▸ TASK INSTRUCTIONS: Lines from the one containing "Enumerate this screenshot's" through the last line of the data below are to be returned exactly; leave out the rest.

(Records from a data source)
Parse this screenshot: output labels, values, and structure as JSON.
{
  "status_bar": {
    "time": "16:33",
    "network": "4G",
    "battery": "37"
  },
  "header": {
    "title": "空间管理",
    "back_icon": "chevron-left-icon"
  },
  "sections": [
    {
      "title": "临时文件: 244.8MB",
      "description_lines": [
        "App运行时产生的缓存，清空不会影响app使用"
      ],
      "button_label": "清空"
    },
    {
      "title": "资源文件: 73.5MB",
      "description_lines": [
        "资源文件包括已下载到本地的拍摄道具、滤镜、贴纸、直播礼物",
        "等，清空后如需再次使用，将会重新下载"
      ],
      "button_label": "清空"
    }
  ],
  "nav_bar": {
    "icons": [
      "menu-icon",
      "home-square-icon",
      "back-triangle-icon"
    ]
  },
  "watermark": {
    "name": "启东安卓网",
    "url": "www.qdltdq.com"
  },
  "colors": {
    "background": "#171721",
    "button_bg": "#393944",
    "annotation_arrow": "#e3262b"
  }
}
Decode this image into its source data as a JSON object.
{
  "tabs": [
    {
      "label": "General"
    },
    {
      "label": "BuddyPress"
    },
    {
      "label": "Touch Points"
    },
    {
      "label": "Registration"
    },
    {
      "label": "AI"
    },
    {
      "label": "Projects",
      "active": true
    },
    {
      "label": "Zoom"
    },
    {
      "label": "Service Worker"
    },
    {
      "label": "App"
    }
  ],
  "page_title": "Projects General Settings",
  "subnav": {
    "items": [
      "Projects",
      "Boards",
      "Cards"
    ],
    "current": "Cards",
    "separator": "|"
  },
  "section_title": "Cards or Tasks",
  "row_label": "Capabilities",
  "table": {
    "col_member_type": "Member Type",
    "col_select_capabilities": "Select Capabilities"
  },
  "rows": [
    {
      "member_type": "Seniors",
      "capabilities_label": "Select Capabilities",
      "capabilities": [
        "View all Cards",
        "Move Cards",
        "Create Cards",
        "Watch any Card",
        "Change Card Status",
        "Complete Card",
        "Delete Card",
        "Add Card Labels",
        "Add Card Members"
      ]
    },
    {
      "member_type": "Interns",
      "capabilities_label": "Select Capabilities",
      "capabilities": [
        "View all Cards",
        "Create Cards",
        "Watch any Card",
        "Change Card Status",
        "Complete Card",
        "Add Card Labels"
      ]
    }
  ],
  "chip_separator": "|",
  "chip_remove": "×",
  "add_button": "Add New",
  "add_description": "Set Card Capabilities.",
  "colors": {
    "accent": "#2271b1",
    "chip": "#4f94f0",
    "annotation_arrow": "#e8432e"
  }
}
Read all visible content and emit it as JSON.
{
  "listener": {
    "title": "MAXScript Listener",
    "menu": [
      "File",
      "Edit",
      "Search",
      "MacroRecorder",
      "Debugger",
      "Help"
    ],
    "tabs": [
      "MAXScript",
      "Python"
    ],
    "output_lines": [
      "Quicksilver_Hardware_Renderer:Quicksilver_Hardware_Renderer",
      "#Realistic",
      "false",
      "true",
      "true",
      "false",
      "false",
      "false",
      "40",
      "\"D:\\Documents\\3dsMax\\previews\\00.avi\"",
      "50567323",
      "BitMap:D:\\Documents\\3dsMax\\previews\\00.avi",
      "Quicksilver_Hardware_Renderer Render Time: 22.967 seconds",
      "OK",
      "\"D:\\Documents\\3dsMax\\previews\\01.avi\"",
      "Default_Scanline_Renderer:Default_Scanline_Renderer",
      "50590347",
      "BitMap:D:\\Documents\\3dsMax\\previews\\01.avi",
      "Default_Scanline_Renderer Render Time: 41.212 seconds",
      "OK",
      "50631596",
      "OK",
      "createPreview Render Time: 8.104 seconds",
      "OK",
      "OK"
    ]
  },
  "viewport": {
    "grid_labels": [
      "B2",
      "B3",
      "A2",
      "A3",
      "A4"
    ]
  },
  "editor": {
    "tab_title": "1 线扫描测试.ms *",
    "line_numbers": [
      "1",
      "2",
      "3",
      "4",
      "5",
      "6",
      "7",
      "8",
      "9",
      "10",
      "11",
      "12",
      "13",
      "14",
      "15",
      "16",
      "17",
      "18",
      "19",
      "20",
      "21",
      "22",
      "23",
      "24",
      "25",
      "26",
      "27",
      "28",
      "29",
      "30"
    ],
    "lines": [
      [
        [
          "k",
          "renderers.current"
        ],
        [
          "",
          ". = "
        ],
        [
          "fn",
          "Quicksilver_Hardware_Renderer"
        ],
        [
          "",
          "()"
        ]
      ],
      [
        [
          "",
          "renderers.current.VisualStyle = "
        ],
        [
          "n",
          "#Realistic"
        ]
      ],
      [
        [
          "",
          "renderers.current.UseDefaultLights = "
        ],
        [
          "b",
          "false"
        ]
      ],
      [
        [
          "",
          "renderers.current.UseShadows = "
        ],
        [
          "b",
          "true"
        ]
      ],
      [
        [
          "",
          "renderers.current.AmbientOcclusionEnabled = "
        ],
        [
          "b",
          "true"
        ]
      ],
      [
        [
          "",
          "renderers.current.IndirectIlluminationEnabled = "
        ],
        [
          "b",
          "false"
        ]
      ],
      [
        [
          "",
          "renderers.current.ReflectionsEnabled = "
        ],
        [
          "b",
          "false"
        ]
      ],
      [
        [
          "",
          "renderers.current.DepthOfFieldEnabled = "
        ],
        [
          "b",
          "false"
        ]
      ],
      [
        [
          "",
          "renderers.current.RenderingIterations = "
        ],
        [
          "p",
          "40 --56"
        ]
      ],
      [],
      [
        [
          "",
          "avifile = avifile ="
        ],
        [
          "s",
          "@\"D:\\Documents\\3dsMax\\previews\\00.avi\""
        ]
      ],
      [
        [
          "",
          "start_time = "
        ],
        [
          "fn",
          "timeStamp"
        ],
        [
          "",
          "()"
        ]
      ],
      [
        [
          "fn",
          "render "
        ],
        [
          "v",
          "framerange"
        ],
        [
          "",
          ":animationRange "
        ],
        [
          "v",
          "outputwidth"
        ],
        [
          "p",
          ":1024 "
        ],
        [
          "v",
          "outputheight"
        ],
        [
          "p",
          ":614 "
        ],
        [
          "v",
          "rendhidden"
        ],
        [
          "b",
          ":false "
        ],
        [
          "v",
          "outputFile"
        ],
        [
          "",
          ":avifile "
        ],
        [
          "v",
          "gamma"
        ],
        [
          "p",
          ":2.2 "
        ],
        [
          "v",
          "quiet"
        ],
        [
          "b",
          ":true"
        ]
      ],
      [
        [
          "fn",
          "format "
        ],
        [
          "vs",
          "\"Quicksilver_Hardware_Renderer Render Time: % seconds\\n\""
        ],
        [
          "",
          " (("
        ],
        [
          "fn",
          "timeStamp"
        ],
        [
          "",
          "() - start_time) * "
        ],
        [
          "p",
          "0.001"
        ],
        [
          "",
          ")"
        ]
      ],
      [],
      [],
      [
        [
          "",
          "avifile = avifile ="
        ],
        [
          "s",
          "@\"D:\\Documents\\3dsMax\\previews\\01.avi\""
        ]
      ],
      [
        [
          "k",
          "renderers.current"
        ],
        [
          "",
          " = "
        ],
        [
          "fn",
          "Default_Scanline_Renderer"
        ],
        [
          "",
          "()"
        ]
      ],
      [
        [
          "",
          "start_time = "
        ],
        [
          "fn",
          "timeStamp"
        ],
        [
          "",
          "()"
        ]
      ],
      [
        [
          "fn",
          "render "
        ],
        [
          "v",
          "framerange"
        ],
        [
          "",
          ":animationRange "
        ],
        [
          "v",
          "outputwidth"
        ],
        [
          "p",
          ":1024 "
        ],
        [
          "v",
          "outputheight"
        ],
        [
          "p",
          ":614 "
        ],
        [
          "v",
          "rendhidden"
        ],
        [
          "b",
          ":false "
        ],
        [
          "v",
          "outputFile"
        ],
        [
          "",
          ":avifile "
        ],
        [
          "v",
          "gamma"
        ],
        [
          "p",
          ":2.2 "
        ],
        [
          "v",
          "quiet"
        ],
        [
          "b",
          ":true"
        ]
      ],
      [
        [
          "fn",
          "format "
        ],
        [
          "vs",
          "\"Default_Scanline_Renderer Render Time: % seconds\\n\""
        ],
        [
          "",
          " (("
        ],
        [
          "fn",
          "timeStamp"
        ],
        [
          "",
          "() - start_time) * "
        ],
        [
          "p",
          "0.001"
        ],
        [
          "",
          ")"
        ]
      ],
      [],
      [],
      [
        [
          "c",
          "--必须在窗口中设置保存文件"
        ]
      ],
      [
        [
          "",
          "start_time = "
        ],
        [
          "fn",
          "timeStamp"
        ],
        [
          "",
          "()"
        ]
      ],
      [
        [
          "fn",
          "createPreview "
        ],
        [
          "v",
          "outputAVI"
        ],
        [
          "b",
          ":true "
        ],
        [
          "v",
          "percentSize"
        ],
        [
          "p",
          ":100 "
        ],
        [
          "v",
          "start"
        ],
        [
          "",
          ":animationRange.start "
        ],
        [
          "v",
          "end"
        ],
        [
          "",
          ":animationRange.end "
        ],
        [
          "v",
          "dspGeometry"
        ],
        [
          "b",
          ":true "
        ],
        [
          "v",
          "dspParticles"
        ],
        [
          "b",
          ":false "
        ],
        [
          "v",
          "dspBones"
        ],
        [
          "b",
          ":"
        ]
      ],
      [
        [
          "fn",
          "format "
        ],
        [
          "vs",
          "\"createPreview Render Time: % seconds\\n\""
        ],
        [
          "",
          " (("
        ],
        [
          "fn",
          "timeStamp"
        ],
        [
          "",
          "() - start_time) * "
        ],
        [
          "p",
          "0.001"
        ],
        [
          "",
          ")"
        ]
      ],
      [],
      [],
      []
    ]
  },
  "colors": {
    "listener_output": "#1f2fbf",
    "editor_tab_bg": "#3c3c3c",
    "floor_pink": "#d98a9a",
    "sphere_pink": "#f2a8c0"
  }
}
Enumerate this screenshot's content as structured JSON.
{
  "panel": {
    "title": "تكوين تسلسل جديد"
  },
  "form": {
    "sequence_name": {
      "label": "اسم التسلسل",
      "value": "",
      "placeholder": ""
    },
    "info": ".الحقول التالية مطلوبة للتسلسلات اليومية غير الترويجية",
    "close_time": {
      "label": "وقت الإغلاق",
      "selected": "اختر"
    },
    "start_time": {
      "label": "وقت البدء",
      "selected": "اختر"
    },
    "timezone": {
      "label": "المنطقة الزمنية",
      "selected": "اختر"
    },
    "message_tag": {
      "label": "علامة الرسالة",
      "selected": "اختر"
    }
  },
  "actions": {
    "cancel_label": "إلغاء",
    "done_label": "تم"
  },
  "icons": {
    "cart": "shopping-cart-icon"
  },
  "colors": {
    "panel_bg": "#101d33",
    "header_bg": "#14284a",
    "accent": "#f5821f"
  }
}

▸ SOLUTION TO THIS TASK:
Enumerate this screenshot's content as structured JSON.
{
  "panel": {
    "title": "تكوين تسلسل جديد"
  },
  "form": {
    "sequence_name": {
      "label": "اسم التسلسل",
      "value": "",
      "placeholder": ""
    },
    "info": ".الحقول التالية مطلوبة للتسلسلات اليومية غير الترويجية",
    "close_time": {
      "label": "وقت الإغلاق",
      "selected": "اختر"
    },
    "start_time": {
      "label": "وقت البدء",
      "selected": "اختر"
    },
    "timezone": {
      "label": "المنطقة الزمنية",
      "selected": "اختر"
    },
    "message_tag": {
      "label": "علامة الرسالة",
      "selected": "اختر"
    }
  },
  "actions": {
    "cancel_label": "إلغاء",
    "done_label": "تم"
  },
  "icons": {
    "cart": "shopping-cart-icon"
  },
  "colors": {
    "panel_bg": "#101d33",
    "header_bg": "#14284a",
    "accent": "#f5821f"
  }
}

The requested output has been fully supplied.